Annie had just missed the primary health-care law vote, as her birthday had been three days after. That had disappointed her terribly. But the law was the law, and the law said one could not vote until eighteen. So she had not been one to complain. Voting was a right, and rights were privilages.
As the thousands of cell phones ticked closer to noon, the noise level died off and the excitement grew. Instead of a rumble of voices Annie heard a buzz of unspoken anticipation. Voting! they're all thinking, she thought. Just like me. How patriotic! How human! How in solidarity we all are, because of this wonderful thing voting.
Finally, the moment the clocks struck noon, the noise died completely and the Moderator mounted a platform in the middle of the stadium.
"Are you ready to vote?" he asked into his megaphone.
The voters chorused back, "Yes."
Though Annie could not see him, she guess he flashed his winning, photogenic smile. "On today's ballot," the Moderator said, "we have the health-care general election. We will now take the vote."
Direct democracy, Annie thought. The only way to go.
"Now," said the Moderator, "all those in favor of health-care, raise your hand."
Dutifully, the voters raised their hands. Annie felt a flush of pride. She had voted! She had exercised her right as a citizen. She was loved, she was great, she was human. She felt fantastic.

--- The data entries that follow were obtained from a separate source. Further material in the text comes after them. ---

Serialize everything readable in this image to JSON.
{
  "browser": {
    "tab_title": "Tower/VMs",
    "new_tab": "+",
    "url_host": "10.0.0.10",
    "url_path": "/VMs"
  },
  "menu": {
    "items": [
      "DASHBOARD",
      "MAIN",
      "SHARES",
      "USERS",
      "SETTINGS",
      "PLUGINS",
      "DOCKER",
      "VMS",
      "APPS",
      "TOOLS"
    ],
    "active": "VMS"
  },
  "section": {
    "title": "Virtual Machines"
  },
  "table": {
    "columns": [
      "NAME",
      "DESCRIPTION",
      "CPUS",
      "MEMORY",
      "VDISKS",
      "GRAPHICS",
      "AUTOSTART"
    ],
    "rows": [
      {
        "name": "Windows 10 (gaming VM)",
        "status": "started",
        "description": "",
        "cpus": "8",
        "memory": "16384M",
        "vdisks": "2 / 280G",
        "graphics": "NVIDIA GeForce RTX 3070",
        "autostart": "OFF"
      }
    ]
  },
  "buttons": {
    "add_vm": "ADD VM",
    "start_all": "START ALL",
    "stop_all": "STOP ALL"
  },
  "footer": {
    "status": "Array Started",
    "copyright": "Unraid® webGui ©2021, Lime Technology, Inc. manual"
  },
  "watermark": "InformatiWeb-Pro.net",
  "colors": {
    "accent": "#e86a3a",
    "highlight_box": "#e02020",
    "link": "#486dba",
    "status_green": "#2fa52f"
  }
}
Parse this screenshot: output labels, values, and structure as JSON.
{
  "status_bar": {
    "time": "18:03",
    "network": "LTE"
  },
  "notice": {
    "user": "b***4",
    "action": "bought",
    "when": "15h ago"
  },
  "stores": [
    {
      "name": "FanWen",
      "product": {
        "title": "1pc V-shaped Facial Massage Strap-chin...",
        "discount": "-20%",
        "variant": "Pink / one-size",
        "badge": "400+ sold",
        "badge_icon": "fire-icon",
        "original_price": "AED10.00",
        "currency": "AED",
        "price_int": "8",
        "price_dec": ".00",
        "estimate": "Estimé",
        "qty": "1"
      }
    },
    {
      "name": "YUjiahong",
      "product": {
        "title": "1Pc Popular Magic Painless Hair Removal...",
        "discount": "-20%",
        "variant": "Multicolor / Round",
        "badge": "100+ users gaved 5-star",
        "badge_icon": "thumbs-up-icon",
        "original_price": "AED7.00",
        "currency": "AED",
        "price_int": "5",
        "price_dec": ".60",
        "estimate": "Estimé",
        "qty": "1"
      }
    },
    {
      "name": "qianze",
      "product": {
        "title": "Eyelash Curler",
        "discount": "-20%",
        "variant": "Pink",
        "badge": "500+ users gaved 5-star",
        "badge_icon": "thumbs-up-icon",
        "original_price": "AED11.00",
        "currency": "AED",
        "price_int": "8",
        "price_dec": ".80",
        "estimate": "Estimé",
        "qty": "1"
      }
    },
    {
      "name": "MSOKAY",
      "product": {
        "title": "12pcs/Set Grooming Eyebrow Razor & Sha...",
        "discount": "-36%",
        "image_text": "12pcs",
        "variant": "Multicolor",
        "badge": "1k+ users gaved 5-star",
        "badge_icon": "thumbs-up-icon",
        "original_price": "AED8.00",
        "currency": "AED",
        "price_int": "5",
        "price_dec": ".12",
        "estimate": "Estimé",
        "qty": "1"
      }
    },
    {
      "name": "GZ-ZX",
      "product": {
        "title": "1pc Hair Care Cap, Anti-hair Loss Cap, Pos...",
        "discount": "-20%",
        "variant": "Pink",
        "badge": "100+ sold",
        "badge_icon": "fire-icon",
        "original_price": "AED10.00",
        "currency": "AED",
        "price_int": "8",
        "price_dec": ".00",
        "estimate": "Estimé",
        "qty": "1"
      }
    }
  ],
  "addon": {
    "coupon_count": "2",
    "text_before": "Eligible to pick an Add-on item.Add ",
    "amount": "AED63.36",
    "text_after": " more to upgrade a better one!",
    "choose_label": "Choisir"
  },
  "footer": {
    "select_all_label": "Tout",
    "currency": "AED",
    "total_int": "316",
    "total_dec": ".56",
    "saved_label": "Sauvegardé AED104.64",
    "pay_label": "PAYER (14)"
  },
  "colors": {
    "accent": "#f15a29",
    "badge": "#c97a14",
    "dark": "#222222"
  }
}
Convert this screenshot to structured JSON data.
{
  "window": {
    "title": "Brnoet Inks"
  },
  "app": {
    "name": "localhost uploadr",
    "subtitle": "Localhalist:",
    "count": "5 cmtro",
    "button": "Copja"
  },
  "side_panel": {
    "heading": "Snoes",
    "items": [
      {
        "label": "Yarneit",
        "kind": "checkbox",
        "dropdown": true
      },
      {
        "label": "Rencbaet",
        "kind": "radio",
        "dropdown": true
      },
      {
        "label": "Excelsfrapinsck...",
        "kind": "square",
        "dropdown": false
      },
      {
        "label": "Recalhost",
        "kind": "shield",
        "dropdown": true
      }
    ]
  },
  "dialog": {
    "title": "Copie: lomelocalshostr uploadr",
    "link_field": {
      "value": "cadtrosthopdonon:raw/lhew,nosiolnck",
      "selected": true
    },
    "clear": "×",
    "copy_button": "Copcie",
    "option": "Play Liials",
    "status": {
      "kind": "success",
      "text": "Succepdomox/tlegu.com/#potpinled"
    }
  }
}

Walking home was like walking on a bubble; she could not wait to tell her seventeen-year-old friends all about it. So caught up in her new daydream was she that she did not notice the scruffy homeless man sitting on the street corner, shaking his head at all of them.